  • 31 percent are age 34 and under;
  • 25 percent are between the ages of 18 and 34;
  • 63 percent selected a Silver plan (up one percentage point over the prior reporting period), while 18 percent selected a Bronze plan (down one point); and
  • 83 percent selected a plan and are eligible to receive Financial Assistance (up one point).

County Government Settles Potential HIPAA Violations

March 11, 2014

Skagit County, Washington, has agreed to settle potential violations of the Health Insurance Portability and Accountability Act of 1996 (HIPAA) Privacy, Security, and Breach Notification Rules. Skagit County agreed to a $215,000 monetary settlement and to work closely with the Department of Health and Human Services (HHS) to correct deficiencies in its HIPAA compliance program. Skagit County is located in Northwest Washington, and is home to approximately 118,000 residents. The Skagit County Public Health Department provides essential services to many individuals who would otherwise not be able to afford health care.

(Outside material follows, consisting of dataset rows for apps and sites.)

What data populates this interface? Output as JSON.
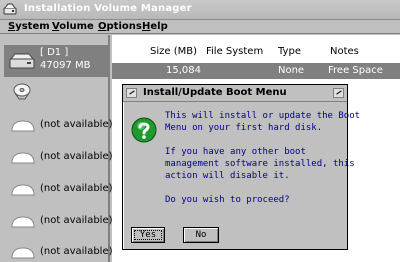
{
  "window": {
    "title": "Installation Volume Manager"
  },
  "menu": [
    {
      "label": "System",
      "accel": "S"
    },
    {
      "label": "Volume",
      "accel": "V"
    },
    {
      "label": "Options",
      "accel": "O"
    },
    {
      "label": "Help",
      "accel": "H"
    }
  ],
  "volumes": {
    "selected": {
      "name": "[ D1 ]",
      "size": "47097 MB"
    },
    "items": [
      {
        "label": "(not available)"
      },
      {
        "label": "(not available)"
      },
      {
        "label": "(not available)"
      },
      {
        "label": "(not available)"
      },
      {
        "label": "(not available)"
      }
    ]
  },
  "table": {
    "columns": [
      "Size (MB)",
      "File System",
      "Type",
      "Notes"
    ],
    "rows": [
      {
        "size": "15,084",
        "fs": "",
        "type": "None",
        "notes": "Free Space"
      }
    ]
  },
  "dialog": {
    "title": "Install/Update Boot Menu",
    "lines": [
      "This will install or update the Boot",
      "Menu on your first hard disk.",
      "If you have any other boot",
      "management software installed, this",
      "action will disable it.",
      "Do you wish to proceed?"
    ],
    "yes_label": "Yes",
    "no_label": "No"
  }
}
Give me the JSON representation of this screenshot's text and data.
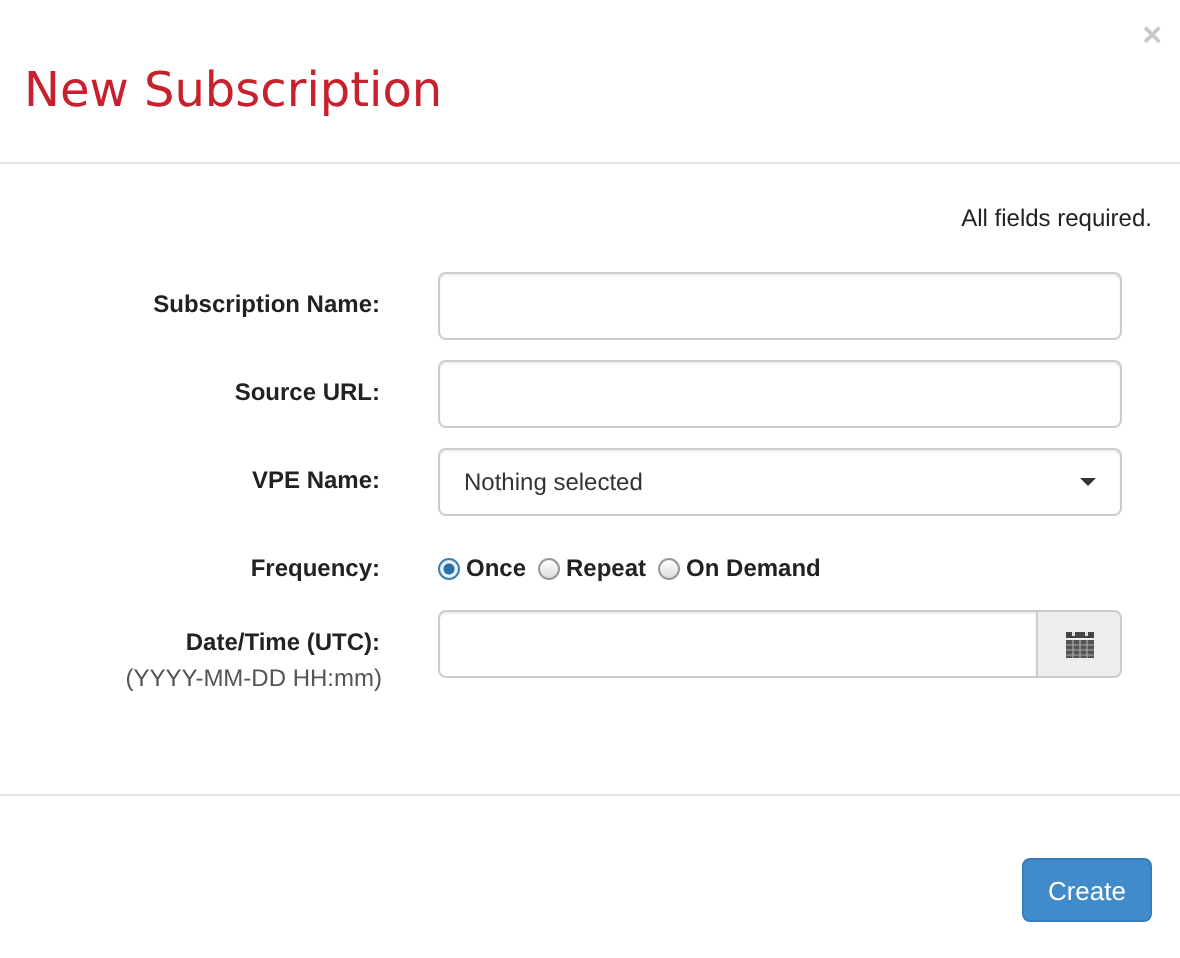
{
  "dialog": {
    "title": "New Subscription",
    "close": "×"
  },
  "note": "All fields required.",
  "fields": [
    {
      "kind": "text",
      "label": "Subscription Name:"
    },
    {
      "kind": "text",
      "label": "Source URL:"
    },
    {
      "kind": "select",
      "label": "VPE Name:",
      "value": "Nothing selected"
    },
    {
      "kind": "radio",
      "label": "Frequency:",
      "options": [
        {
          "label": "Once",
          "selected": true
        },
        {
          "label": "Repeat",
          "selected": false
        },
        {
          "label": "On Demand",
          "selected": false
        }
      ]
    },
    {
      "kind": "datetime",
      "label": "Date/Time (UTC):",
      "hint": "(YYYY-MM-DD HH:mm)"
    }
  ],
  "buttons": [
    "Create"
  ]
}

“This case marks the first settlement with a county government and sends a strong message about the importance of HIPAA compliance to local and county governments, regardless of size,” said Susan McAndrew, deputy director of health information privacy at the HHS Office for Civil Rights (OCR). “These agencies need to adopt a meaningful compliance program to ensure the privacy and security of patients’ information.”

OCR opened an investigation of Skagit County upon receiving a breach report that money receipts with electronic protected health information (ePHI) of seven individuals were accessed by unknown parties after the ePHI had been inadvertently moved to a publicly accessible server maintained by the County. OCR’s investigation revealed a broader exposure of protected health information involved in the incident, which included the ePHI of 1,581 individuals. Many of the accessible files involved sensitive information, including protected health information concerning the testing and treatment of infectious diseases. OCR’s investigation further uncovered general and widespread non-compliance by Skagit County with the HIPAA Privacy, Security, and Breach Notification Rules.

Skagit County continues to cooperate with OCR through a corrective action plan to ensure it has in place written policies and procedures, documentation requirements, training, and other measures to comply with the HIPAA Rules. This corrective action plan also requires Skagit County to provide regular status reports to OCR.